Alias for MAXIMUM()
MAX()
App Builder Only
Returns the argument with the highest value
Ex. MAX(var1, var2)
This will return the value of var1 if it is greater than the value of var2
MINIMUM()
Analytics Builder Only
Returns the minimum of arguments
EX. MINIMUM(weight)
MIN()
Analytics Builder Only
Alias for MINIMUM()
MIN()
App Builder Only
Returns the argument with the highest value
Ex. MIN(var1, var2)
This will return the value of var1 if it is less than the value of var2
PARSEBOOLEAN()
Parses text into a boolean.
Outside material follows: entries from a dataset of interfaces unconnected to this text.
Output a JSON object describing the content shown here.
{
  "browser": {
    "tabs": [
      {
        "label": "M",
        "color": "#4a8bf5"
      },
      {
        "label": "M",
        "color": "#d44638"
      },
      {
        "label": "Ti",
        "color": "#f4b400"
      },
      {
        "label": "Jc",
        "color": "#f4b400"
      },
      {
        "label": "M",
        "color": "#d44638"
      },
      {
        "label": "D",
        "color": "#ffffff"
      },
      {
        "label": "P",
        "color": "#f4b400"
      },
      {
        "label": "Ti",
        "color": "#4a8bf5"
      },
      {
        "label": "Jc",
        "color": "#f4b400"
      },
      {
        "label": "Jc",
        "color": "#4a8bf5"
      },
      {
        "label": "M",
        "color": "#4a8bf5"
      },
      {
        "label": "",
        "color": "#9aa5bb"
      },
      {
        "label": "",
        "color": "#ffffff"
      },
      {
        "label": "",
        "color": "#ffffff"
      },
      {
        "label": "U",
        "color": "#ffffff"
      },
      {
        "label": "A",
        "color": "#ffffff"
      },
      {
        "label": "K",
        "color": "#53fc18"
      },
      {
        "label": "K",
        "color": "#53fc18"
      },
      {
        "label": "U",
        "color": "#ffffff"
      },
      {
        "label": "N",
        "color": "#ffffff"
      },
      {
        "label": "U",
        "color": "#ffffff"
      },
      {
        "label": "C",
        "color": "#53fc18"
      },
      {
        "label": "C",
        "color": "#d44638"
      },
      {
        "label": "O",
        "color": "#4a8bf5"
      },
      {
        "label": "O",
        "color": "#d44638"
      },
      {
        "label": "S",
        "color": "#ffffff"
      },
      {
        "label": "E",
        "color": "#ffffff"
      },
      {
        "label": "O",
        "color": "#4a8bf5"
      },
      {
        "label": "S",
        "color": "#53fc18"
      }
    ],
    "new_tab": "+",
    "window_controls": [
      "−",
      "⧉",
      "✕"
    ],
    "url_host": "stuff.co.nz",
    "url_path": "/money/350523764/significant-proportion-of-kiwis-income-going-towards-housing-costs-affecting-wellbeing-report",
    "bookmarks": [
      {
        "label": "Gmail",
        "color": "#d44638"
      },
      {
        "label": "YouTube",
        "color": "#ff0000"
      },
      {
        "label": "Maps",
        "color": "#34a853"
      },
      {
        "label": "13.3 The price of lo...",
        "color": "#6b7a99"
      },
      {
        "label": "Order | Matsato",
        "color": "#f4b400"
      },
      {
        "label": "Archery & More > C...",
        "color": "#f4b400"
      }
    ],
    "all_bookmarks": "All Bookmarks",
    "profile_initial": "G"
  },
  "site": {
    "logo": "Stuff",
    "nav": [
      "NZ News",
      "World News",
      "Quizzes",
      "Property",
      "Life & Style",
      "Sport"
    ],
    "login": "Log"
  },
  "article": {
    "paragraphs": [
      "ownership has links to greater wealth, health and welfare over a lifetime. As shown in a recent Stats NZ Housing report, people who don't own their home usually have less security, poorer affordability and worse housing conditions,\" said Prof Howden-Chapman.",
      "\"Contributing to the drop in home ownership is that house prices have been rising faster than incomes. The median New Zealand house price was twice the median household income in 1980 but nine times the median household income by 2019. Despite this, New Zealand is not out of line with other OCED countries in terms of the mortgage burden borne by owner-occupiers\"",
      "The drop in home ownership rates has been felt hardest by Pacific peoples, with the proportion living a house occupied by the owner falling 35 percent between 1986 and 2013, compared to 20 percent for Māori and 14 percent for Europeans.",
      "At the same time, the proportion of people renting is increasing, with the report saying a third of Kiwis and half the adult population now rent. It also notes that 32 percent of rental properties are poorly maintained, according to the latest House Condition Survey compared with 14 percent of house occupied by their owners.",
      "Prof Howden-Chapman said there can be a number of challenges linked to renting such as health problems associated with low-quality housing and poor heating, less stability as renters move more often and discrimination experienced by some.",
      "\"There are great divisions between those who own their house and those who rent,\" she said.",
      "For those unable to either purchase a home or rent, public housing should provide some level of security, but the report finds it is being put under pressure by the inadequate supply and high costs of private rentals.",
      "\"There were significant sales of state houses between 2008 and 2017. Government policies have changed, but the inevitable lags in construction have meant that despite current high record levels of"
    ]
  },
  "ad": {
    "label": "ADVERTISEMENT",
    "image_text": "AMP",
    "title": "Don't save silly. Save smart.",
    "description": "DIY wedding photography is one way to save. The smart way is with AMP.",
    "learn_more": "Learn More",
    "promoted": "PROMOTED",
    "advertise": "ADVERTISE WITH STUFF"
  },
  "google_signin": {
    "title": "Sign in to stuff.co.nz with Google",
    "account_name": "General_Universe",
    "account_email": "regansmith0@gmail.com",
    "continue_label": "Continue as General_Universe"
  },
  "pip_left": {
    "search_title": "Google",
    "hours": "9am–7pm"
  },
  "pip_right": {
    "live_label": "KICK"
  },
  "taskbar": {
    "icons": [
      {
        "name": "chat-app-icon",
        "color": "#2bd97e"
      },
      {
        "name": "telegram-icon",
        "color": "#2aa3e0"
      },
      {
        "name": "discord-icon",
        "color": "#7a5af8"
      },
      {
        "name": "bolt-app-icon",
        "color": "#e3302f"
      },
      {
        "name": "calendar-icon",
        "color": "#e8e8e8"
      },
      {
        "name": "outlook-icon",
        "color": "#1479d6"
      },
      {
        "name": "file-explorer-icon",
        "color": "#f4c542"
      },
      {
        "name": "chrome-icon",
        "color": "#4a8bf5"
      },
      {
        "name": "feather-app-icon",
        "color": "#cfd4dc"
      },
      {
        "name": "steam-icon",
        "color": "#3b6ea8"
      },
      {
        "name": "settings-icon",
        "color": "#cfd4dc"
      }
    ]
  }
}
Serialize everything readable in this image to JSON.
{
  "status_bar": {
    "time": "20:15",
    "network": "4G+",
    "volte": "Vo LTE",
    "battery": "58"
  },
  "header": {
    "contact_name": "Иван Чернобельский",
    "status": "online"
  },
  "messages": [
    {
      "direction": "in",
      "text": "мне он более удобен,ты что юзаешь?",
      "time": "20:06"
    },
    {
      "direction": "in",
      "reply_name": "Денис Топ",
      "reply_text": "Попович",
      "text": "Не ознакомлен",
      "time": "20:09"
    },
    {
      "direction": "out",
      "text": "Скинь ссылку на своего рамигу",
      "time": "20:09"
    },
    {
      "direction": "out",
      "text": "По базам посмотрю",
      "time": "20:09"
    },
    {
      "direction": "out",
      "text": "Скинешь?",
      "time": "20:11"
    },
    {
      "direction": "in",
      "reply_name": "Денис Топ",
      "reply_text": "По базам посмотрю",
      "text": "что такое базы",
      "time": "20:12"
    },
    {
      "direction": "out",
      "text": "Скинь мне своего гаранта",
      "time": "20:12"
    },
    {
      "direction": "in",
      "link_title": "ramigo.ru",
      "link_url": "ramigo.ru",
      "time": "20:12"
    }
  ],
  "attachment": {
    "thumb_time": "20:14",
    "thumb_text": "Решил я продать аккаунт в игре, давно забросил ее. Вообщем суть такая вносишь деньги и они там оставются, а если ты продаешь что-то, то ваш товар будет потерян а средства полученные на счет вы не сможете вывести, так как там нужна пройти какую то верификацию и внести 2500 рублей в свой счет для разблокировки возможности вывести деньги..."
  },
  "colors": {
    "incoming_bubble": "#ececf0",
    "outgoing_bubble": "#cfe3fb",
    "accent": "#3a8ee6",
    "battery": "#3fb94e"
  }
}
"y", "yes", "t", "true" and "on" and any capitalized variants are recognized as true, and "n", "no", "f" "false" and "off" are recognized as false.
Ex. PARSEBOOLEAN("yes")
PARSEFLOAT()
Parses text into a float.
Ex. PARSEFLOAT("123.12")
PARSEINTEGER()
Parses text into an integer.
Ex. PARSEINTEGER("123")
ROUND()
Rounds a number to the specified number of decimal places. Maximum of 3 decimal places.
Ex. 1  ROUND(123.123456, 1)
This will return 123.1
Ex. 2  ROUND(123.12)
This will return 123
CEIL()
Rounds up to the nearest integer
FLOOR()
Rounds down to the nearest integer
LINK()
Returns the first of the arguments that is not null.
Ex. LINK(weight, 70)
This will return the value of weight if weight has a value
UPPERCASE()
Converts a string to all uppercase
LOWERCASE()
Converts a string to all lowercase
SIN()
Returns the sine of the given input
COS()
Returns the cosine of the given input
TAN()
Returns the tangent of the given input
ABS()
Return the absolute value of a number
SQRT()
Return the square root of a number
POW()
Return the first argument raised to the second argument
Ex. POW(3,2)
This will return 9
IF()
Based on the first argument, returns the second argument if first argument is true, or third argument if first argument is false.
Ex. IF(true, 1, 2)
SUBSTITUTE()
Within a string given in the first argument, replace all examples of the second argument with the third argument
Ex. SUBSTITUTE("A734", "7", "3")
This will return "A334"